My nails are very short, but not because I bite them. It’s a hereditary thing. Genes may also play in my fear of flying. My mom wasn’t crazy about it, and my father, although he wasn’t afraid, once regaled me with the story of how he and his fellow passengers had a knuckle-whitening experience landing in foam at a Chicago airport.
OK, enough said. This is not a story about plane crashes. This is a story about the kindness of strangers, and more specifically, the comfort of a stranger’s arm.
There was a study once reported in a psychology magazine about armrests and individual dominance on planes. You know what I mean. You find your seat, you put your stuff in the little pocket in front of you, you take off your shoes, maybe, and you buckle yourself in. Then you settle in and move your arm to the padded armrest — but the person in the seat next to you has gotten there first. So you recoil and wait for the moment when your rowmate has momentarily relinquished that perch and you quickly, but not too obviously, move your arm into position. Nicely done.
But this story is not about that either.
I’m one of the few people who is grateful when another’s arm is on the armrest. This story is a tribute to all the arms, soft and strong, bare fleshed and clothed, that I have grabbed over the years in my attempt to hold on for dear life when an air pocket, or the grating sound of the landing gear, or continuous circling over a destination, or any number of lesser vibrations, terrify me.
Those sinewy, muscular, boney, silky, hairy, cashmered, cottoned, and polyestered limbs have been my pacifiers for years. Sometimes these unsuspecting souls don’t even know I’m there until of course, like a shark attack, I am. Grabbing hold is not a premeditated act. It’s spontaneous or maybe prophylactic. Just anticipating a bump that the captain says will come, but never does (a pet peeve of mine) can create a reflex action in me that puts a hold on my neighbor who, for that instant, is my BFF.

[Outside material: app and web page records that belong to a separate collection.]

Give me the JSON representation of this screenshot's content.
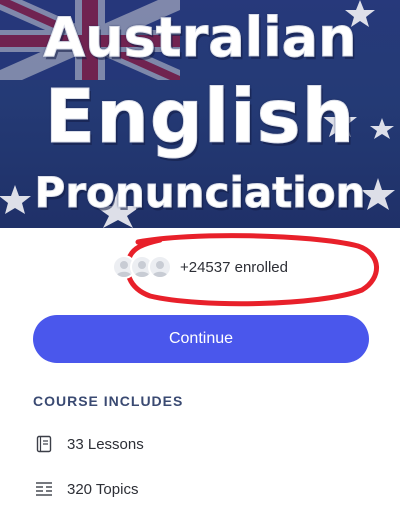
{
  "hero": {
    "line1": "Australian",
    "line2": "English",
    "line3": "Pronunciation"
  },
  "enrollment": {
    "text": "+24537 enrolled",
    "annotation_color": "#e8202a"
  },
  "actions": {
    "continue_label": "Continue"
  },
  "course_includes": {
    "title": "COURSE INCLUDES",
    "items": [
      {
        "icon": "book-icon",
        "label": "33 Lessons"
      },
      {
        "icon": "list-icon",
        "label": "320 Topics"
      }
    ]
  },
  "colors": {
    "accent": "#4a57ec",
    "section_title": "#3a4a72",
    "flag_blue": "#27407e",
    "flag_red": "#c8102e"
  }
}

He might be a CEO like the one in first class whose arm was hijacked when we had to circle Toronto in a lightning storm, or a weight lifter like the guy whose bicep had a girth greater than my leg’s. Lovely. Perhaps he suffered less than the little lady who finally gave me a small crucifix to help calm my nerves. Then there was the teenager who let me share her music with an extra set of ear plugs. She did this all with one hand since I was holding onto the other.

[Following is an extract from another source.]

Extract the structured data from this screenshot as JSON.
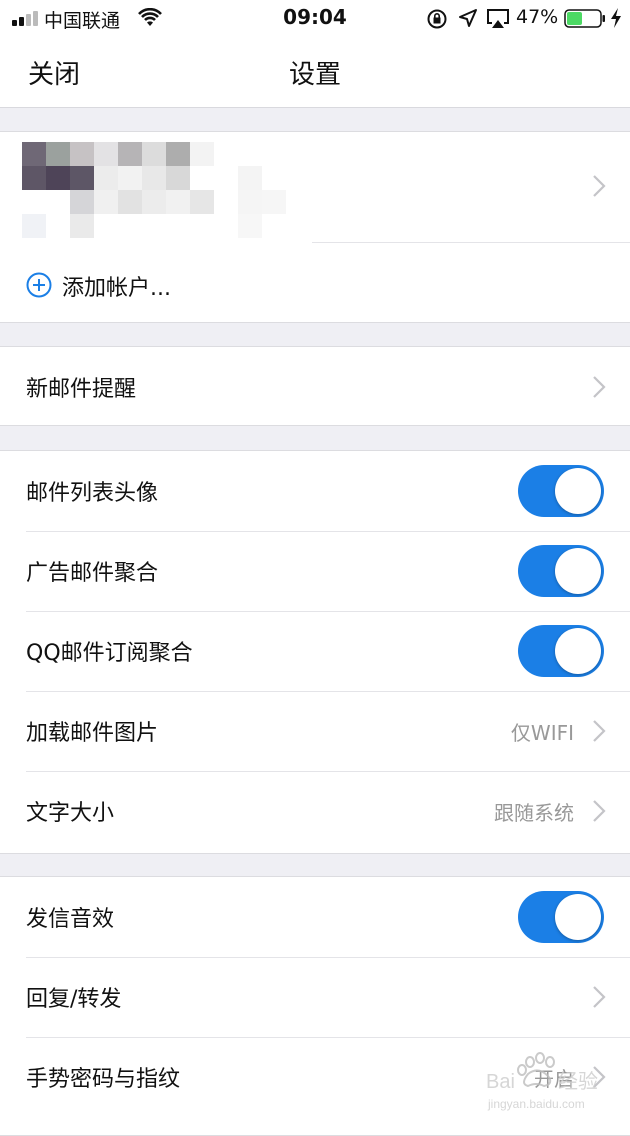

I know I am not the only one who has used such tactics. Just this morning, for example, a friend was telling me about her flight to Chicago. Apparently she was surrounded by Marlboro men (the hockey kind). As they were taking off, one of them grabbed her arm in sheer terror.

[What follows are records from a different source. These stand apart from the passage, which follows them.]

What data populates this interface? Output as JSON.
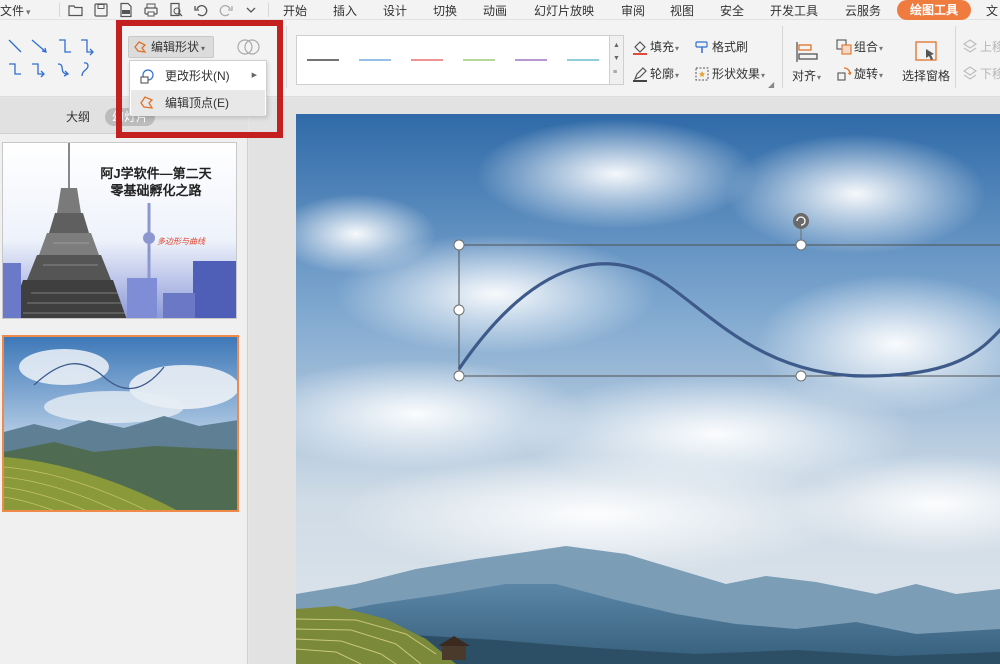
{
  "menubar": {
    "file_label": "文件",
    "items": [
      "开始",
      "插入",
      "设计",
      "切换",
      "动画",
      "幻灯片放映",
      "审阅",
      "视图",
      "安全",
      "开发工具",
      "云服务"
    ],
    "active_tab": "绘图工具",
    "accent_color": "#f07b3f"
  },
  "ribbon": {
    "edit_shape_label": "编辑形状",
    "fill_label": "填充",
    "format_painter_label": "格式刷",
    "outline_label": "轮廓",
    "shape_effects_label": "形状效果",
    "align_label": "对齐",
    "group_label": "组合",
    "rotate_label": "旋转",
    "selection_pane_label": "选择窗格",
    "bring_forward_label": "上移",
    "send_backward_label": "下移",
    "line_style_colors": [
      "#222222",
      "#5b9bd5",
      "#e05555",
      "#8cbf5a",
      "#8e5bb5",
      "#4fb0c6"
    ]
  },
  "dropdown": {
    "items": [
      {
        "label": "更改形状(N)",
        "has_submenu": true
      },
      {
        "label": "编辑顶点(E)",
        "has_submenu": false
      }
    ],
    "highlight_color": "#c42020"
  },
  "leftpanel": {
    "tab_outline": "大纲",
    "tab_slides": "幻灯片",
    "slide1_title_line1": "阿J学软件—第二天",
    "slide1_title_line2": "零基础孵化之路",
    "slide1_subtitle": "多边形与曲线"
  },
  "canvas": {
    "curve_color": "#3d5a8a"
  }
}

My intrepid seatmates are my high-flying heroes. I owe them an eternal debt. They remain anonymous, kind folks who are probably grateful that I don’t have sharp nails. They will not be scarred for life, but they will be remembered forever.